Native American Literature and L’Écriture Féminine: The Case of Louise Erdrich

Sarah Parker, Jacksonville University
Wilson Kaiser, Florida State College at Jacksonville
Vol. 36, No. 1 (Spring 2017), 151-173

Louise Erdrich is an especially important contemporary American author because she draws together two key elements that have characterized American literature for more than a generation: a concern with issues of identity and the stylistic innovations of postmodern literature. As a nodal point for these two different traditions, Erdrich is ideally situated to illustrate the continuing relevance of French feminist theory to the collective American literary project. Because of her stylistic and conceptual innovation, Erdrich’s early work provoked controversy. While authors such as Leslie Marmon Silko attacked her writing as superficially “post-modernist,” we argue that it is more accurately identified with the work of French feminists like Hélène Cixous and Luce Irigaray, who effected a shift from essentializing identity politics toward experimental construction of subjectivity through linguistic innovation. Erdrich’s deconstruction of her female protagonists, and of gender identity more broadly, provides an effective avenue for continuing to explore the relevance of l’écriture féminine in contemporary American literature.


Mary Wollstonecraft Sojourner Truth Margaret Atwood Abigail Adams Amy Tan H.D. Simone de Beauvoir Zora Neale Hurston Frances Burney Virginia Woolf

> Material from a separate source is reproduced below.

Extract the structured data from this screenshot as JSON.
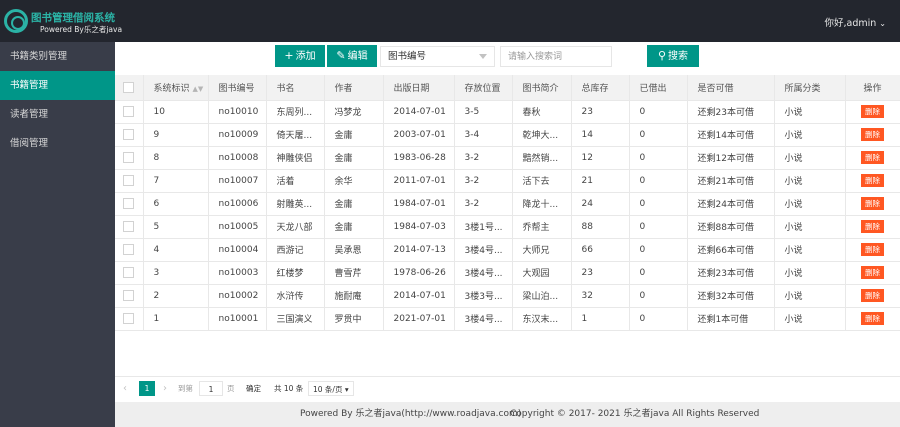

"The white saxifrage with the indented leafe is moste commended for the breakinge of the Stone."

— Turner, Herbal, III, 68 [1568]